According to the statement of facts signed by Tajideen in conjunction with his plea, after his designation, Tajideen conspired with at least five other persons to conduct over $50 million in transactions with U.S. businesses that violated these prohibitions. In addition, Tajideen and his co-conspirators knowingly engaged in transactions outside of the United States, which involved transmissions of as much as $1 billion through the United States financial system from places outside the United States.
The plea, which is contingent upon the court’s approval, calls for an agreed-upon sentence of 60 months in prison. The plea agreement also calls for Tajideen to pay $50 million as a criminal forfeiture in advance of his sentencing. Tajideen has been detained since extradition to the United States in March 2017 after his arrest overseas. Sentencing is scheduled to occur on Jan. 18, 2019.
This guilty plea is the result of a three-year investigation by the DEA’s Special Operations Division/Counter Narcoterrorism Operations Center and the DEA New Jersey Field Division, with the assistance by CBP. Assistance was provided by the Department of the Treasury’s Financial Crimes Enforcement Network.
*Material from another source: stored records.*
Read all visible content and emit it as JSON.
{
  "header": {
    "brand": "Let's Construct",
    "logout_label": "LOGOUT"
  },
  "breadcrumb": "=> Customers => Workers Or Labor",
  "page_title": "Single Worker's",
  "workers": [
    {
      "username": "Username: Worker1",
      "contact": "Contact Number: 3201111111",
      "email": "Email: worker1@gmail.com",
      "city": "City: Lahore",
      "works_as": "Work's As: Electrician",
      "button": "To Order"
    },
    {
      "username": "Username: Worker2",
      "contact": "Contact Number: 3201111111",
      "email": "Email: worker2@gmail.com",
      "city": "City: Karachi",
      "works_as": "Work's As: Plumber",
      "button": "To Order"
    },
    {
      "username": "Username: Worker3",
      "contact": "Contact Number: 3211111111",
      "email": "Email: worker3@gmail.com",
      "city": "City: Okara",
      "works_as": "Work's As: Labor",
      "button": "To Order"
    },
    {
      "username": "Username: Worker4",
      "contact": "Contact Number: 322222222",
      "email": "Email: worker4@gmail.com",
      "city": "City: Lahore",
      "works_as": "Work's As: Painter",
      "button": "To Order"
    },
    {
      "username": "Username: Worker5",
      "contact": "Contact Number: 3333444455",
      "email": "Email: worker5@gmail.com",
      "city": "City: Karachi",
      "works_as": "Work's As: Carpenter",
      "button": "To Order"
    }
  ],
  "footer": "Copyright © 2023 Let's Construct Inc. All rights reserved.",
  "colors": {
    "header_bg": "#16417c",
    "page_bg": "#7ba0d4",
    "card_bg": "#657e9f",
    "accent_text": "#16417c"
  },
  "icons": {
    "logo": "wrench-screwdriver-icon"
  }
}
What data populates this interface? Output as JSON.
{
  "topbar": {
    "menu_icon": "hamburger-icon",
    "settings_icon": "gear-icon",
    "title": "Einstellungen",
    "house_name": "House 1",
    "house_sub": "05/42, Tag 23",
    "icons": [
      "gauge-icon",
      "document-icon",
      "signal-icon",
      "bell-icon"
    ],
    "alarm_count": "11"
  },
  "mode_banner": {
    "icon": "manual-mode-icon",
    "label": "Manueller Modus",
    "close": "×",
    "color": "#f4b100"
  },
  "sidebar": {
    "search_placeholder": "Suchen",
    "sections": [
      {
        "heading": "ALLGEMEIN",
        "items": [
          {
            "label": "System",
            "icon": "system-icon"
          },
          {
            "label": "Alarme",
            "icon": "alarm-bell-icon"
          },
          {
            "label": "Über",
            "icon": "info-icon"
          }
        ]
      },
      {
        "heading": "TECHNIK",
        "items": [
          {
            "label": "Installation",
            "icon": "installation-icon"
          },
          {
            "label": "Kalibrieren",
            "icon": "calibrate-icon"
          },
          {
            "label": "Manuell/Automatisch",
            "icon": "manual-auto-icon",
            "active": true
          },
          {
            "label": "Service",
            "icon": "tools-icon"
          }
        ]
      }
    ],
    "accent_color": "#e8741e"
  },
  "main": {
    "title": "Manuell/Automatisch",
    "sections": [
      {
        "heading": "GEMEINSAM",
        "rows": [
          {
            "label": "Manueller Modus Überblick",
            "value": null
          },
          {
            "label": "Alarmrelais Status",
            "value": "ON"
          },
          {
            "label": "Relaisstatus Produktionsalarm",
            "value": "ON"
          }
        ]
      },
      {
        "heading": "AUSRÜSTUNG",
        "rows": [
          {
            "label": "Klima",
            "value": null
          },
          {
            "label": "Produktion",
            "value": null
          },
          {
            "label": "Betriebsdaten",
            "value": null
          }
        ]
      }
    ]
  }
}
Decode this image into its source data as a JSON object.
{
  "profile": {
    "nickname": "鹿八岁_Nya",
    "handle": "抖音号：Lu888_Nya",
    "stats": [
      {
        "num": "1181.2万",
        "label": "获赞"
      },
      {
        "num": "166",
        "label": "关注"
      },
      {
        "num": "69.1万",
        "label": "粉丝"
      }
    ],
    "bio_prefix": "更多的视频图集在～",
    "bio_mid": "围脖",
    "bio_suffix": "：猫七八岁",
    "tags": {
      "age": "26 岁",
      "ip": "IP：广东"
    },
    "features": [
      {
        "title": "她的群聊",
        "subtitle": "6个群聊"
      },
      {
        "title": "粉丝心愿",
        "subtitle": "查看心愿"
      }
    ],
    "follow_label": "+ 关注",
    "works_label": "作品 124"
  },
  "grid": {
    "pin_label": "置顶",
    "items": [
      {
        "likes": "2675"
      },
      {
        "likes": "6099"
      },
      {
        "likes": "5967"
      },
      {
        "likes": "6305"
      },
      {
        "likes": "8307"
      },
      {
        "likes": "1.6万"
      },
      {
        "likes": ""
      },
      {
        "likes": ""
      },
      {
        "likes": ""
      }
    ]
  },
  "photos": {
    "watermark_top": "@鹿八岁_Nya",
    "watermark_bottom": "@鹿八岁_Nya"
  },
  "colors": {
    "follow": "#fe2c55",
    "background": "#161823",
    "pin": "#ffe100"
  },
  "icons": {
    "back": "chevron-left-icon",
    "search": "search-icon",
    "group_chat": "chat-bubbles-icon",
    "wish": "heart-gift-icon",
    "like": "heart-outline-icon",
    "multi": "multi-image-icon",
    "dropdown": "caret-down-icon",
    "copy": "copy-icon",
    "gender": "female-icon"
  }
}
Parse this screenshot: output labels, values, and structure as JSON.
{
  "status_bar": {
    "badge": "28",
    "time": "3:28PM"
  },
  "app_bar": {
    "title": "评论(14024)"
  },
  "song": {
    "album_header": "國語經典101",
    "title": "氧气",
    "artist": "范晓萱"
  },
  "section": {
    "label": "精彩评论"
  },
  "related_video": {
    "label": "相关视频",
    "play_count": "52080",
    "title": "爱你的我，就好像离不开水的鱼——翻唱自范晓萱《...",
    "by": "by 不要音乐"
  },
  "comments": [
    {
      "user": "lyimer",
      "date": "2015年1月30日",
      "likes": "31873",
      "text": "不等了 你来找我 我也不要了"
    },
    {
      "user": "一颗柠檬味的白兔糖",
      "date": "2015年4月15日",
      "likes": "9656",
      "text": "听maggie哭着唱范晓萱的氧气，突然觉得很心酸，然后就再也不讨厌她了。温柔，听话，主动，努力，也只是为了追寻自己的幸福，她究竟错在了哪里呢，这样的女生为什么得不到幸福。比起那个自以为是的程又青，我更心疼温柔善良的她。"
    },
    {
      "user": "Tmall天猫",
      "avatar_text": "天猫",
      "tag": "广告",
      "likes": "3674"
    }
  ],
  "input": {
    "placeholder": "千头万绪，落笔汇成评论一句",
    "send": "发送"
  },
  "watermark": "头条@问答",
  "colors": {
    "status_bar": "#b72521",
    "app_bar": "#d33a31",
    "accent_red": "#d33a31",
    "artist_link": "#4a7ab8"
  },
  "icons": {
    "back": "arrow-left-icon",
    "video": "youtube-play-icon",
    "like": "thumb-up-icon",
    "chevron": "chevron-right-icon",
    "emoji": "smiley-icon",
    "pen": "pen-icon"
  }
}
Tajideen’s case falls under DEA’s Project Cassandra, which targets Hezbollah’s global criminal support network – dubbed by the DEA as the Business Affairs Component – that operates as a logistics, procurement and financing arm for Hezbollah. This investigation and others are part of the Department of Justice’s Hezbollah Financing and Narcoterrorism Team, a component of the Department’s Transnational Organized Crime initiative. The HFNT was formed in January 2018 to ensure an aggressive and coordinated approach to prosecutions and investigations, including Project Cassandra cases, targeting the individuals and networks supporting Hezbollah. Comprised of experienced international narcotics trafficking, terrorism, organized crime, and money laundering prosecutors and investigators, the HFNT works closely with partners like the DEA, the Department of the Treasury, and the Federal Bureau of Investigation, among others, to advance and facilitate prosecutions of Hezbollah and its support network in appropriate cases.
This case is being prosecuted by the Criminal Division’s Money Laundering and Asset Recovery Section, U.S. Attorney’s Office for the District of Columbia, the DEA and CPB’s National Targeting Center Counter Network Division, with assistance from the Criminal Division’s Office of International Affairs and the Counterintelligence and Export Control Section of the National Security Division.
The case is being prosecuted by Trial Attorney Joseph Palazzo of the Money Laundering and Asset Recovery Section and Assistant U.S. Attorneys Thomas A. Gillice, Luke Jones, Karen Seifert and Deborah Curtis and Special Assistant U.S. Attorney Jacqueline L. Barkett of the U.S. Attorney’s Office for the District of Columbia.